In looking at Karen Jilly’s paintings, prints, and drawings of the past 25 years, I am reminded of the way that paintings by the 19th century British painter J.M.W. Turner so perfectly capture the spirit of the mysterious and powerful forces of a turbulent sea. In Jilly’s art, a similar energy is made visible, only her subject is the turn-of-the-millennium urban landscape, the product of technological advances of the industrial revolution.
During the last decade of the 20th century, Jilly focused her attention on the changing landscape of Los Angeles, with bodies of work devoted to areas of the Pacific Coast Highway that had become overpopulated with forests of telephone poles and wires, and underpasses of intersecting freeways, where an elaborate latticework of pillars and scaffolding intermingle with lumber piles and overturned hazard cones. In Jilly’s hands, these typically overlooked environments are transformed into spaces of mysterious intrigue or sublime beauty. In paintings, such as Pacific Coast Highway V (1991), Jilly portrays a strip of land that borders the Pacific Ocean as the antithesis of stereotypical depictions of the coastline as tranquil and idyllic. Instead, she shows us a highly charged view of growth and change, where the natural landscape has been overtaken by the mechanics of the telephone system and the air and sky are breathing smog.

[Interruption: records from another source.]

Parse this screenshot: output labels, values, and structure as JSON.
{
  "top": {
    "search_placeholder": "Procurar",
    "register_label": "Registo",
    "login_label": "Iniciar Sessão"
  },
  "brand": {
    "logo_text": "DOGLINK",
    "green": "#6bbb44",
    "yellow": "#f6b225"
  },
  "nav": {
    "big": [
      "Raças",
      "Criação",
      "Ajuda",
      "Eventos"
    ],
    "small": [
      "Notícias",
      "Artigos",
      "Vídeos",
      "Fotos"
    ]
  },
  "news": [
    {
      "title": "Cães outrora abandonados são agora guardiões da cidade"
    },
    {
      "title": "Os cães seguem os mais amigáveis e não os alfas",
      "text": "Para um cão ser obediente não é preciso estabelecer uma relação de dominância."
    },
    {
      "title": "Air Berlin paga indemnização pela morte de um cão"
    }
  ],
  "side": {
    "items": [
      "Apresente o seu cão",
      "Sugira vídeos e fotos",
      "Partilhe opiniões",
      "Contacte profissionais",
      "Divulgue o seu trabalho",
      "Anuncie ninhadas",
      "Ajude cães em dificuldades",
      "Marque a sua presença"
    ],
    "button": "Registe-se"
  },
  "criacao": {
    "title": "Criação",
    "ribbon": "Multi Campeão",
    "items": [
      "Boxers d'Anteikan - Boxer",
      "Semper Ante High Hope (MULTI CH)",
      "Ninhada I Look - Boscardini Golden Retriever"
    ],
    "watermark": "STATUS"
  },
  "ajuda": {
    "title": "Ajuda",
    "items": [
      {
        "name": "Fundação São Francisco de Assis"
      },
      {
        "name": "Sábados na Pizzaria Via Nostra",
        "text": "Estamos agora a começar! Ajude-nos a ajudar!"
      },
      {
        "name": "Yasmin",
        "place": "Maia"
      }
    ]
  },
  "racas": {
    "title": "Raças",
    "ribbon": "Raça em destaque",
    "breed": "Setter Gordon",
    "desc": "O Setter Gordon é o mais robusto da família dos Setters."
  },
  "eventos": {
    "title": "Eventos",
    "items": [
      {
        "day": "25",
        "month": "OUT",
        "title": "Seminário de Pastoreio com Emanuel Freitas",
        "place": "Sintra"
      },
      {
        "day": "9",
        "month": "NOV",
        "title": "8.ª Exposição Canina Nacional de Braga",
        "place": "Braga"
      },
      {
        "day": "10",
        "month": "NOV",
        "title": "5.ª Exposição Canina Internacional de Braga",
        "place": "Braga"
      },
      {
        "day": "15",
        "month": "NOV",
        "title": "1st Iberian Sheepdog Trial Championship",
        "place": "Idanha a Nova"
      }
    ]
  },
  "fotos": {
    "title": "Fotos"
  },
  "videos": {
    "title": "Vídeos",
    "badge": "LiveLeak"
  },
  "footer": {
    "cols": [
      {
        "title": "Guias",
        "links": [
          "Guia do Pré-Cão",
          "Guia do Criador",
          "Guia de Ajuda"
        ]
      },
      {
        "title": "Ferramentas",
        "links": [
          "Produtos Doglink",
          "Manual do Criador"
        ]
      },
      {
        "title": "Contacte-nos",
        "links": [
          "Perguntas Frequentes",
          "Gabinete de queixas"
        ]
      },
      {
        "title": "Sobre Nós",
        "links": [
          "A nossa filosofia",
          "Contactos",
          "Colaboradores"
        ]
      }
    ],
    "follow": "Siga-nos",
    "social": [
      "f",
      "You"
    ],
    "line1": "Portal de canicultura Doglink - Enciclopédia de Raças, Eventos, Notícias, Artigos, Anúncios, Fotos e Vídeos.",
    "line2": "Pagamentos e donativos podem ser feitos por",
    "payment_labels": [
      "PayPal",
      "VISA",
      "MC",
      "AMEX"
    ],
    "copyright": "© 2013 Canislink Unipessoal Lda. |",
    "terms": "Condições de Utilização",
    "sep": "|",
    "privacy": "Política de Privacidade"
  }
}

Rather than respond negatively to the situation, as many would be prone to do, Jilly expresses a sense of awe and wonder over environmental change in action, applying thick, turbulent brushstrokes and contrasting the dark sooty blacks of poles and wires with the rich luminosity of a smoggy atmospheric haze.
From a philosophical standpoint, Jilly’s art is one that inspires us to reflect upon the cycles of past, present, and future, and the larger questions surrounding the very nature of being. In her numerous renderings of the freeway underpasses, she transforms rarely visited spaces into arenas for navigation that become metaphors for life’s journey. In City of Angels VI (1991), architectural details have been obscured in the favor of dark swirling brushwork, turning the area into a haunting cave, with overturned cones signaling that we might approach with caution. Nevertheless, a light in the distance harkens us to enter. Metaphorically, the painting is like life itself. Although we may not know what lies ahead, we must go for the gold and get on board. Similar ideas are at work in Infinite January I (1998), where Jilly has used vigorous drawing to bring such vitality to a dead sunflower, a symbol for humanity, such that the imagery raises provocative questions about life after death. In Wash, Trip, Crash, Soar (2005), the artist’s selective vantage point transforms an industrial structure into a cathedral-like edifice, whose central focus is the light visible through its center. In a manner that recalls the format of another 19th century painter, Caspar David Friedrich, the space of the painting is directional. As our eyes move from the material structures of the foreground to the ephemeral atmosphere in the distance, we are reminded that life is indeed transitory, it is but a beautiful moment along the continuum of space and time.
David S. Rubin
David S. Rubin is an independent curator, writer, and artist. He has been active in contemporary art for 40 years and has held curatorial posts at the Contemporary Arts Center, New Orleans; MOCA Cleveland; Phoenix Art Museum; and the San Antonio Museum of Art.